● REQUIRED ACTION
In the data below, how many lines contain the word "JSON"? Answer with the number alone.

[Extracted records]
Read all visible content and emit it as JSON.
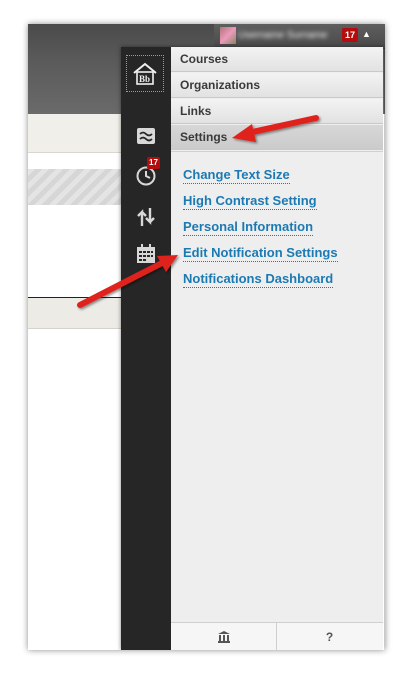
{
  "header": {
    "username": "Username Surname",
    "notification_count": "17"
  },
  "icon_bar": {
    "home_icon": "blackboard-home-icon",
    "stream_icon": "activity-stream-icon",
    "notifications_icon": "clock-icon",
    "notifications_count": "17",
    "updates_icon": "up-down-arrows-icon",
    "calendar_icon": "calendar-icon"
  },
  "menu": {
    "tabs": [
      {
        "label": "Courses"
      },
      {
        "label": "Organizations"
      },
      {
        "label": "Links"
      },
      {
        "label": "Settings"
      }
    ],
    "settings_links": [
      {
        "label": "Change Text Size"
      },
      {
        "label": "High Contrast Setting"
      },
      {
        "label": "Personal Information"
      },
      {
        "label": "Edit Notification Settings"
      },
      {
        "label": "Notifications Dashboard"
      }
    ],
    "footer": {
      "home_icon": "institution-icon",
      "help_label": "?"
    }
  },
  "colors": {
    "link": "#1c7ab3",
    "badge": "#b50d0d",
    "annotation_arrow": "#e0201b",
    "icon_bar": "#262626"
  }
}
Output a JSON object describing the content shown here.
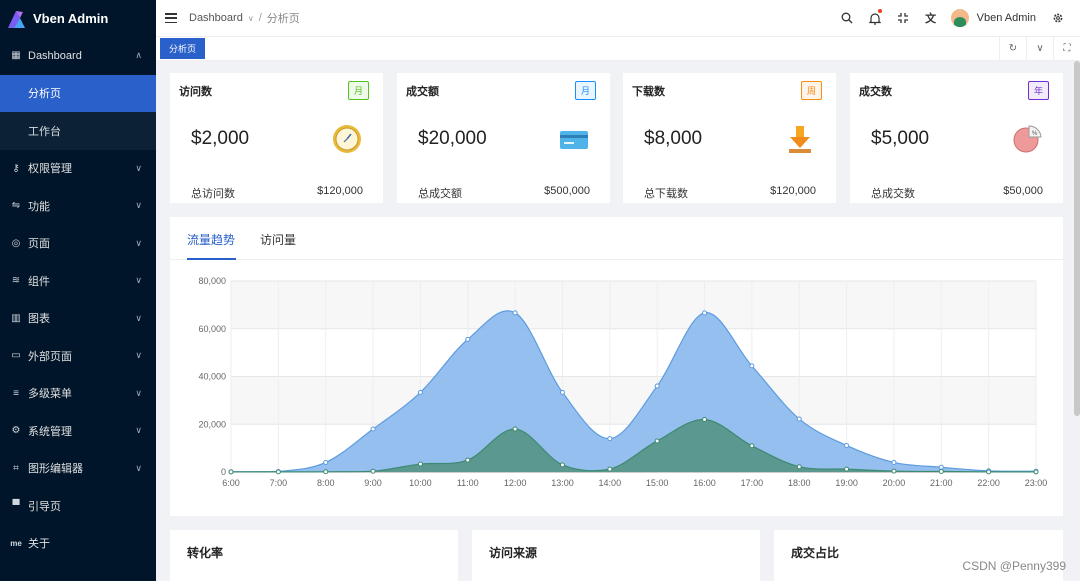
{
  "app": {
    "title": "Vben Admin"
  },
  "sidebar": {
    "items": [
      {
        "label": "Dashboard",
        "icon": "dashboard-icon",
        "glyph": "▦",
        "expanded": true,
        "children": [
          {
            "label": "分析页",
            "active": true
          },
          {
            "label": "工作台",
            "active": false
          }
        ]
      },
      {
        "label": "权限管理",
        "icon": "key-icon",
        "glyph": "⚷"
      },
      {
        "label": "功能",
        "icon": "function-icon",
        "glyph": "⇋"
      },
      {
        "label": "页面",
        "icon": "page-icon",
        "glyph": "◎"
      },
      {
        "label": "组件",
        "icon": "layers-icon",
        "glyph": "≋"
      },
      {
        "label": "图表",
        "icon": "chart-icon",
        "glyph": "▥"
      },
      {
        "label": "外部页面",
        "icon": "monitor-icon",
        "glyph": "▭"
      },
      {
        "label": "多级菜单",
        "icon": "menu-icon",
        "glyph": "≡"
      },
      {
        "label": "系统管理",
        "icon": "gear-icon",
        "glyph": "⚙"
      },
      {
        "label": "图形编辑器",
        "icon": "graph-icon",
        "glyph": "⌗"
      },
      {
        "label": "引导页",
        "icon": "guide-icon",
        "glyph": "▀",
        "noArrow": true
      },
      {
        "label": "关于",
        "icon": "about-icon",
        "glyph": "me",
        "noArrow": true
      }
    ]
  },
  "header": {
    "breadcrumb": [
      "Dashboard",
      "分析页"
    ],
    "user_name": "Vben Admin"
  },
  "tabs": {
    "active_label": "分析页"
  },
  "stats": [
    {
      "title": "访问数",
      "badge": "月",
      "badge_color": "#52c41a",
      "value": "$2,000",
      "foot_label": "总访问数",
      "foot_value": "$120,000",
      "icon": "clock-icon"
    },
    {
      "title": "成交额",
      "badge": "月",
      "badge_color": "#1890ff",
      "value": "$20,000",
      "foot_label": "总成交额",
      "foot_value": "$500,000",
      "icon": "card-icon"
    },
    {
      "title": "下载数",
      "badge": "周",
      "badge_color": "#fa8c16",
      "value": "$8,000",
      "foot_label": "总下载数",
      "foot_value": "$120,000",
      "icon": "download-icon"
    },
    {
      "title": "成交数",
      "badge": "年",
      "badge_color": "#722ed1",
      "value": "$5,000",
      "foot_label": "总成交数",
      "foot_value": "$50,000",
      "icon": "pie-icon"
    }
  ],
  "chart_tabs": {
    "tab1": "流量趋势",
    "tab2": "访问量"
  },
  "chart_data": {
    "type": "area",
    "x": [
      "6:00",
      "7:00",
      "8:00",
      "9:00",
      "10:00",
      "11:00",
      "12:00",
      "13:00",
      "14:00",
      "15:00",
      "16:00",
      "17:00",
      "18:00",
      "19:00",
      "20:00",
      "21:00",
      "22:00",
      "23:00"
    ],
    "series": [
      {
        "values": [
          111,
          222,
          4000,
          18000,
          33333,
          55555,
          66666,
          33333,
          14000,
          36000,
          66666,
          44444,
          22222,
          11111,
          4000,
          2000,
          500,
          333
        ],
        "color": "#8fbcee",
        "stroke": "#5d9be0"
      },
      {
        "values": [
          33,
          66,
          88,
          333,
          3333,
          5000,
          18000,
          3000,
          1200,
          13000,
          22000,
          11000,
          2221,
          1201,
          390,
          198,
          60,
          30
        ],
        "color": "#579689",
        "stroke": "#3d8a72"
      }
    ],
    "ylim": [
      0,
      80000
    ],
    "yticks": [
      "0",
      "20,000",
      "40,000",
      "60,000",
      "80,000"
    ],
    "grid": true
  },
  "bottom_cards": [
    "转化率",
    "访问来源",
    "成交占比"
  ],
  "watermark": "CSDN @Penny399"
}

● REPLY TO THE EXERCISE
2